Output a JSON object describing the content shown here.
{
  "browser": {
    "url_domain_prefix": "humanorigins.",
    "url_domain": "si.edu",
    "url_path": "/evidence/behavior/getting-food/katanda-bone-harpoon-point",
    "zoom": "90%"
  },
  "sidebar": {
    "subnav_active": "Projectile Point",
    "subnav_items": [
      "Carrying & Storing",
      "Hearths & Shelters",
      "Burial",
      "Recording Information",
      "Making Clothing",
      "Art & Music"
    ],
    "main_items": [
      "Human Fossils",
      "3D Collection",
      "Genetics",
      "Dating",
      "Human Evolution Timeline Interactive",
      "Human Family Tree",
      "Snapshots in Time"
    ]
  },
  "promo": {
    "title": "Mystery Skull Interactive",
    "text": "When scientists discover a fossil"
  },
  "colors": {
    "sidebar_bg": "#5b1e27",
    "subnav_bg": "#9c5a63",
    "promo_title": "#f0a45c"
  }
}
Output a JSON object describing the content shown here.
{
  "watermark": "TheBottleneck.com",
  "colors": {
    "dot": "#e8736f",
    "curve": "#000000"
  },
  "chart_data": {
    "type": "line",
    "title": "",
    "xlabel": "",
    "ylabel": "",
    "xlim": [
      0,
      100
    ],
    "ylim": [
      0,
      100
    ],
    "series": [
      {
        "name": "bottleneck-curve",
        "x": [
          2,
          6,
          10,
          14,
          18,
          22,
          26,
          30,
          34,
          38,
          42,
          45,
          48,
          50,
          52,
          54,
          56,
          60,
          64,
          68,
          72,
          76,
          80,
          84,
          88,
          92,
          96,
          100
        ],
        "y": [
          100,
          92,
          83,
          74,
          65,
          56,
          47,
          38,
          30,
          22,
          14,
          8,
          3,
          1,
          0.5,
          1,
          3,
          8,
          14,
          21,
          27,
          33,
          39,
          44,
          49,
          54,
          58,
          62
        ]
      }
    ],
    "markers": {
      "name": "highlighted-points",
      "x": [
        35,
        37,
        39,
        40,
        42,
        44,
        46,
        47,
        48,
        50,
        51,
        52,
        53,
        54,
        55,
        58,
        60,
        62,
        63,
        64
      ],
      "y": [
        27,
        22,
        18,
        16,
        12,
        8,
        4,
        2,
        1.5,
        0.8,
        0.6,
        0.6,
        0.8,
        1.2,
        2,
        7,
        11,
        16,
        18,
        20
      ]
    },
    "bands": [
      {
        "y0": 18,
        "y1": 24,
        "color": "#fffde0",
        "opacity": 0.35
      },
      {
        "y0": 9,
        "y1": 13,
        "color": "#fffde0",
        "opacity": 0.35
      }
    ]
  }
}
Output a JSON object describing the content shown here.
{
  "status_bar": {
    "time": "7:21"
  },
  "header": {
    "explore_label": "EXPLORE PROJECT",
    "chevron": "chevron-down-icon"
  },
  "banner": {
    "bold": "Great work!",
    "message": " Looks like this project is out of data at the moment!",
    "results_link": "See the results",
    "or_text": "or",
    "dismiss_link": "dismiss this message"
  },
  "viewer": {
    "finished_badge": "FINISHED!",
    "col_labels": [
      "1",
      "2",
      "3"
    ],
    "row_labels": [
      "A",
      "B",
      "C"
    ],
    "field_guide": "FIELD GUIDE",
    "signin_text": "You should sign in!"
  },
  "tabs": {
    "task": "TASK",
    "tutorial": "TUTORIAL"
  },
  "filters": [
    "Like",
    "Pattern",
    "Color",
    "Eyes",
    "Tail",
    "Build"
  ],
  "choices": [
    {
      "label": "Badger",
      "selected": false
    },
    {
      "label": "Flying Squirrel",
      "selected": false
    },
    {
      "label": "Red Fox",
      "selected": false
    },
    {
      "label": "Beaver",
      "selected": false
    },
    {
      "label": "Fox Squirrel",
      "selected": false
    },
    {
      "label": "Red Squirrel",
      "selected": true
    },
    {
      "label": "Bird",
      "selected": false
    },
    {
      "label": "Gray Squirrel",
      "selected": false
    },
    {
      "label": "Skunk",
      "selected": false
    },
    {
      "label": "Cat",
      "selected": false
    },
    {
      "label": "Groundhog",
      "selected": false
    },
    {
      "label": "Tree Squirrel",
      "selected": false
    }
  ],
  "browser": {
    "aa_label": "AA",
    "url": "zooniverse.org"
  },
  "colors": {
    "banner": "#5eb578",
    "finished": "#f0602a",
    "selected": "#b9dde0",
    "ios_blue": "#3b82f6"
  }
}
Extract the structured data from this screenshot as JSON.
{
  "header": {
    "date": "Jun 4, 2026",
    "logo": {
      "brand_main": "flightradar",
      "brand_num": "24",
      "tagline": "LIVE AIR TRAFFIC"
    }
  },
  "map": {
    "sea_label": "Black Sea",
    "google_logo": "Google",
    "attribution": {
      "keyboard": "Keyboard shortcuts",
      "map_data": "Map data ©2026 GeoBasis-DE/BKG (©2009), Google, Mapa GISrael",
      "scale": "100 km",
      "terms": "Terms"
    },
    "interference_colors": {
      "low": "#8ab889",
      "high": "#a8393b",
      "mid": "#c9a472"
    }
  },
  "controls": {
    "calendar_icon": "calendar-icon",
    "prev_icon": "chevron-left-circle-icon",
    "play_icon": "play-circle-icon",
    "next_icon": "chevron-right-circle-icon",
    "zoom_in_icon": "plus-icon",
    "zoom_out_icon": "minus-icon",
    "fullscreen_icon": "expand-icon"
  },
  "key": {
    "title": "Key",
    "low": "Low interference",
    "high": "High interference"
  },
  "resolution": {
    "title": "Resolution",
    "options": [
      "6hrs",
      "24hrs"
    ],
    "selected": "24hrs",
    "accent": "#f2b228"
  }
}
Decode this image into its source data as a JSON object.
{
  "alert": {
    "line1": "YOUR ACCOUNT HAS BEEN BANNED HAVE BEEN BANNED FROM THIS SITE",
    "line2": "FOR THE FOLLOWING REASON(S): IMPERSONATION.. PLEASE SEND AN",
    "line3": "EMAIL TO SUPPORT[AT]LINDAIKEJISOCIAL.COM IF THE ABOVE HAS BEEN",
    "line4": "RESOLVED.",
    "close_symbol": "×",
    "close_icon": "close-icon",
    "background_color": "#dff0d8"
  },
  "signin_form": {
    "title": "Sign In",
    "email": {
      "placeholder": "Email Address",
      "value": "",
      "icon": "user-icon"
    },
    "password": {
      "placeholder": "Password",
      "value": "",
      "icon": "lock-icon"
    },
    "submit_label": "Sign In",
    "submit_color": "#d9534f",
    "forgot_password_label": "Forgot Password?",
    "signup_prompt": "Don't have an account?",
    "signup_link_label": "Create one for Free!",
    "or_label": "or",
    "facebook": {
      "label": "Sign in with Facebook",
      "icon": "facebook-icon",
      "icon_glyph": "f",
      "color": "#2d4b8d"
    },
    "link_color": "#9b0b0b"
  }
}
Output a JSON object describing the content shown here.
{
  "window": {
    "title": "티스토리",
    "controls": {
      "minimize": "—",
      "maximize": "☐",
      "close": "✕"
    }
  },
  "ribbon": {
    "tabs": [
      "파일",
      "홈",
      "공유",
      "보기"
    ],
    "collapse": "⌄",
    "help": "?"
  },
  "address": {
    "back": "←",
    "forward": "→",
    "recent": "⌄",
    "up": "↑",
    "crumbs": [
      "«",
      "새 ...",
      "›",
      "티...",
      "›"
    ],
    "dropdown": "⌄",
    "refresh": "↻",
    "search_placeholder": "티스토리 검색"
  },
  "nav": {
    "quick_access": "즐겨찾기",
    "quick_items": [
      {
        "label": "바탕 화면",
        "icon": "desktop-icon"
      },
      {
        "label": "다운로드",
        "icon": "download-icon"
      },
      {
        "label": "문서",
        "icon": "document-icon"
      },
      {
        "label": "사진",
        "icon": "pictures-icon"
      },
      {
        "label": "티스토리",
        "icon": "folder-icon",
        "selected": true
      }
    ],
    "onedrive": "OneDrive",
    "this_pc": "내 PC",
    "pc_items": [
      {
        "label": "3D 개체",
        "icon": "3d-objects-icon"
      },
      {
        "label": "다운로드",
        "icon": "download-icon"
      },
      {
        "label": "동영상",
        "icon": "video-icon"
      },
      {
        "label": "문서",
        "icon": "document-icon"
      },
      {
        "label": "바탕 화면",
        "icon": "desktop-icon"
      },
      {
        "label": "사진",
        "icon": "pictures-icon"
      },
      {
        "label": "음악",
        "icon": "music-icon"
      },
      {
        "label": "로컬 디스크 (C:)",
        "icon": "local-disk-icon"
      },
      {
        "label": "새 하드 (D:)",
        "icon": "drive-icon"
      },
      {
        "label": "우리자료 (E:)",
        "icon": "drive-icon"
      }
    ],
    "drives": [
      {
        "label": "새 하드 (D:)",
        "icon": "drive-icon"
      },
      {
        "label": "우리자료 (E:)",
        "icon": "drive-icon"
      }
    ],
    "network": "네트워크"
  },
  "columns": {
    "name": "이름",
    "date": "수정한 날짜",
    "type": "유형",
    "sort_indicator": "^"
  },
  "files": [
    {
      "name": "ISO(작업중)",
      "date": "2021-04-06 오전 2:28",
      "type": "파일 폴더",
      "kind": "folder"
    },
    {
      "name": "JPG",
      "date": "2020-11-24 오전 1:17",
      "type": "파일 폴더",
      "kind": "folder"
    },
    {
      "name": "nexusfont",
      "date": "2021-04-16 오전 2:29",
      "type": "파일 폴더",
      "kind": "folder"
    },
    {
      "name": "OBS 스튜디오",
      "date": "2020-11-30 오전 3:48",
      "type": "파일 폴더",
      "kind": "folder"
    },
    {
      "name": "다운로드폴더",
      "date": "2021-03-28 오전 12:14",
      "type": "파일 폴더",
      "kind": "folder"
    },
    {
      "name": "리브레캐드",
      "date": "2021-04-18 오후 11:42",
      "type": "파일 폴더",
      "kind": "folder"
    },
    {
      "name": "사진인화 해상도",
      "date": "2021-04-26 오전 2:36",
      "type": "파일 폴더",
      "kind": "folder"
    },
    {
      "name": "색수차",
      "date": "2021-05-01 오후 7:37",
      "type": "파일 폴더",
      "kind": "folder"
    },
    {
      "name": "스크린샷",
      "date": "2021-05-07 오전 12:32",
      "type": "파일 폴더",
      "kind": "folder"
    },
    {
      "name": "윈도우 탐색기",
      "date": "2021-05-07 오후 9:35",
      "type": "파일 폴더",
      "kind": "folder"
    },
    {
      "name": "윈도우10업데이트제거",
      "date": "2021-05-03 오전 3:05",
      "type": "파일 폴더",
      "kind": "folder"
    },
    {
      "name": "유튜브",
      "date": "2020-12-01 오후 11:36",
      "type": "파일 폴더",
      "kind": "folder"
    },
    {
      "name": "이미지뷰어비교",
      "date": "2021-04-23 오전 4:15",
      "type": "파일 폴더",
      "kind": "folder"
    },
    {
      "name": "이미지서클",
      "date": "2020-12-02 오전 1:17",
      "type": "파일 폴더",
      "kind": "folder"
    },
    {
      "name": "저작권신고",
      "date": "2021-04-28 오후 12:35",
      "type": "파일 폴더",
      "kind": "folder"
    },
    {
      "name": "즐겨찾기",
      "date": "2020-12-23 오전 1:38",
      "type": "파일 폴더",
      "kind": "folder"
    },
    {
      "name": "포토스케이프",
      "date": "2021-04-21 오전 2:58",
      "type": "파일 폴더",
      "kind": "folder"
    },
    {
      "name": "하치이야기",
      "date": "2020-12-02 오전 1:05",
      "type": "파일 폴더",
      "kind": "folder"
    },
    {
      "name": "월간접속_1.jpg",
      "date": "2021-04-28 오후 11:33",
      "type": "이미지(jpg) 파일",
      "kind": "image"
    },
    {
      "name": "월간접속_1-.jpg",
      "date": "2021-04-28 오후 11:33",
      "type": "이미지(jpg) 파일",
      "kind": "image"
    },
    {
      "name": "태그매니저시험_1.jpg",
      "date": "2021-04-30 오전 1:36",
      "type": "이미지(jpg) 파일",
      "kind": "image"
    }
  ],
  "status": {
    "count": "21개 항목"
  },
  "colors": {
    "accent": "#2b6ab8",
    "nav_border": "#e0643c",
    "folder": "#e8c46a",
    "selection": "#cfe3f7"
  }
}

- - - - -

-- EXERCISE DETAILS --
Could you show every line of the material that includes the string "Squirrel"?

-- YOUR SOLUTION --
      "label": "Flying Squirrel",
      "label": "Fox Squirrel",
      "label": "Red Squirrel",
      "label": "Gray Squirrel",
      "label": "Tree Squirrel",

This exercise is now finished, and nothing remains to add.